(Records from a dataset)
━━━━━━━━━━

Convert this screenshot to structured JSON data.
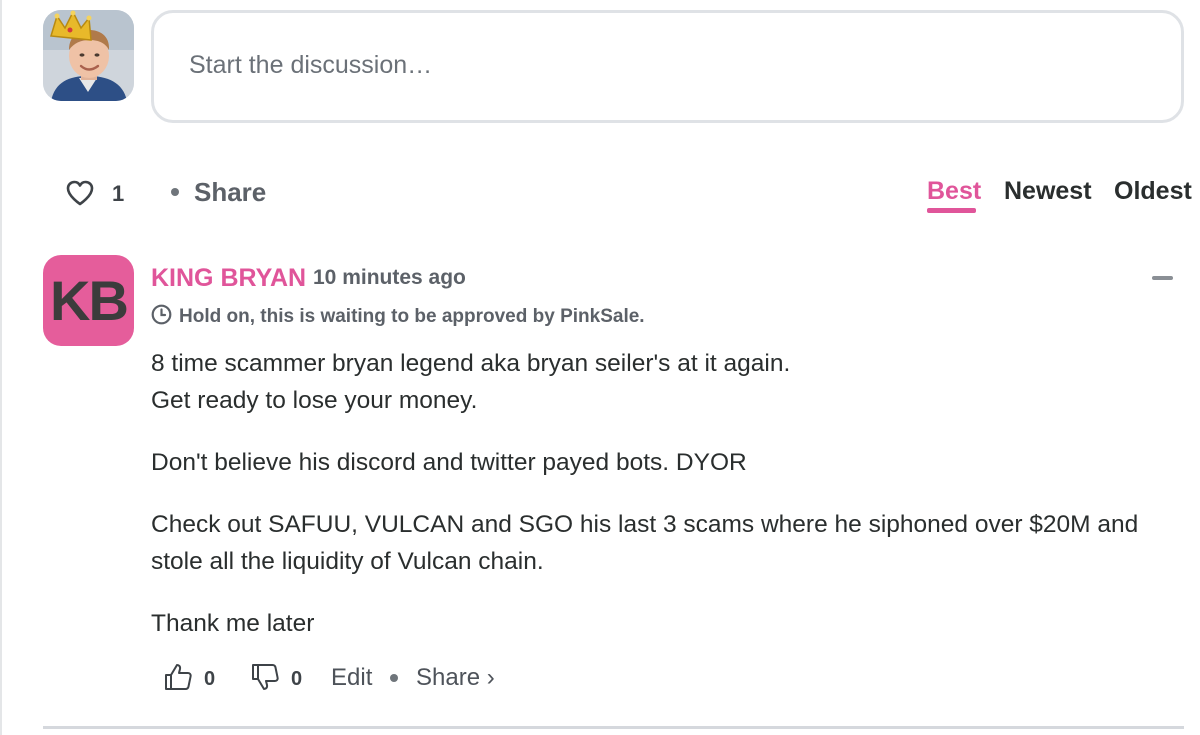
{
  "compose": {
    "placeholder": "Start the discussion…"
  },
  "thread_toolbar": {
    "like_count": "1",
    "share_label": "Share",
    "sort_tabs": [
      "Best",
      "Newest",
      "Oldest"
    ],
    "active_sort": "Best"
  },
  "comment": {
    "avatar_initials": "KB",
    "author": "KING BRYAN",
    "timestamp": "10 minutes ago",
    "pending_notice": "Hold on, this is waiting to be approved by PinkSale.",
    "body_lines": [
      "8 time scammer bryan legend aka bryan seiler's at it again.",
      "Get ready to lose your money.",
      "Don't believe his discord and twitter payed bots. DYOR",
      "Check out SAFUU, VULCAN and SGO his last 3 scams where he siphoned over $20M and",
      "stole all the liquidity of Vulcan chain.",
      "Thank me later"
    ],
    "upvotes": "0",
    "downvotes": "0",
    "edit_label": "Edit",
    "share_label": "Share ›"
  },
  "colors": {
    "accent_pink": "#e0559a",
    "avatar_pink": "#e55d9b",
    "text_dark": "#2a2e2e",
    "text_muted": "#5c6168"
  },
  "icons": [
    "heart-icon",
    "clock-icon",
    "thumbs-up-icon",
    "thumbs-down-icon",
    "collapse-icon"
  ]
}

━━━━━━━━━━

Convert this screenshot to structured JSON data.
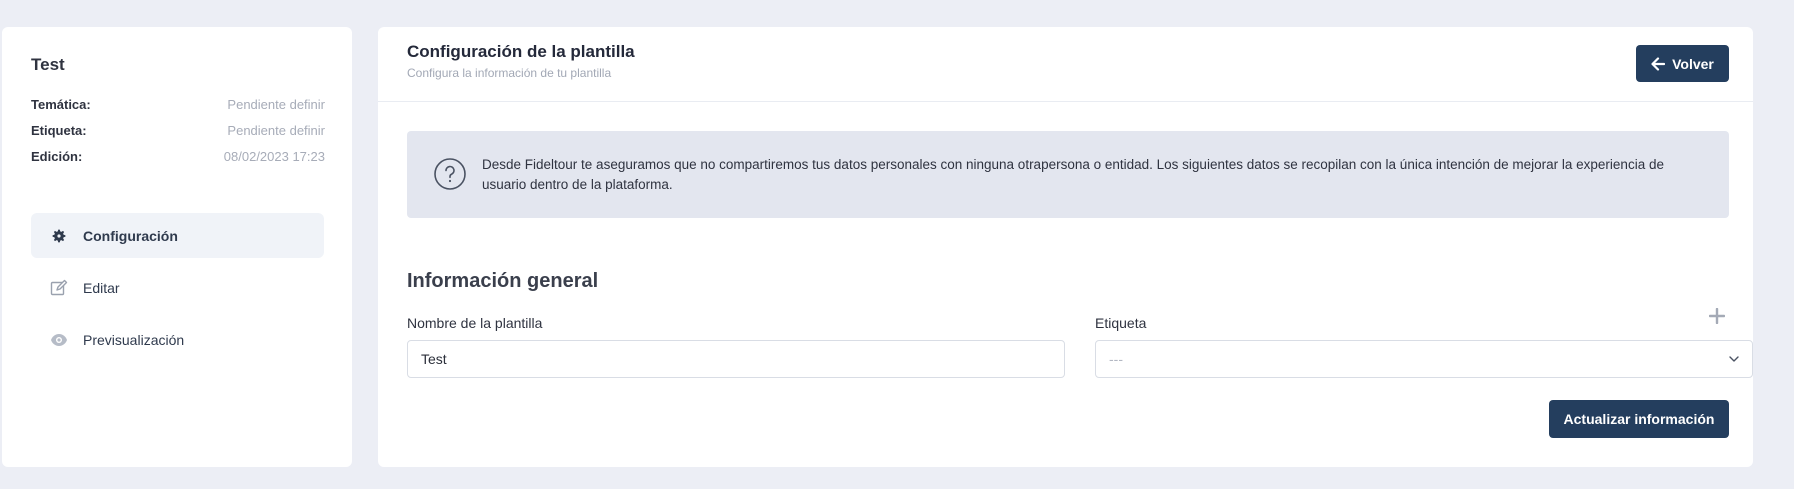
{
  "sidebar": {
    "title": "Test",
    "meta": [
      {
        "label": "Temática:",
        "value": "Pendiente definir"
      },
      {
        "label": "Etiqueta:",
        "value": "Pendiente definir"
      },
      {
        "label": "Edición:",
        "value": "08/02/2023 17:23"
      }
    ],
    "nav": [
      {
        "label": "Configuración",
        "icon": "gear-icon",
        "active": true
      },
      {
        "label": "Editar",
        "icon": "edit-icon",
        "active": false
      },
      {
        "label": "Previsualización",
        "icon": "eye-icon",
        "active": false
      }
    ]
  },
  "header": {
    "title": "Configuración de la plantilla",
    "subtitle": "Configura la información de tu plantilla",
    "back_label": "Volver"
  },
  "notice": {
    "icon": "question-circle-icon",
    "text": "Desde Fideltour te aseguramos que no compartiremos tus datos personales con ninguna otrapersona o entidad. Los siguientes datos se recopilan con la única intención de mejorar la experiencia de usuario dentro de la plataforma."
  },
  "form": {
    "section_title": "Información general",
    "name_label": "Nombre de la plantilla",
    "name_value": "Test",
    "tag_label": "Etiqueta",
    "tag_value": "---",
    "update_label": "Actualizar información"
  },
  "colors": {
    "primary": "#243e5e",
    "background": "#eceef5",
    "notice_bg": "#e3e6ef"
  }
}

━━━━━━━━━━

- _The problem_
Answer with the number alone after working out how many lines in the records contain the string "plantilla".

- _Your solution_
3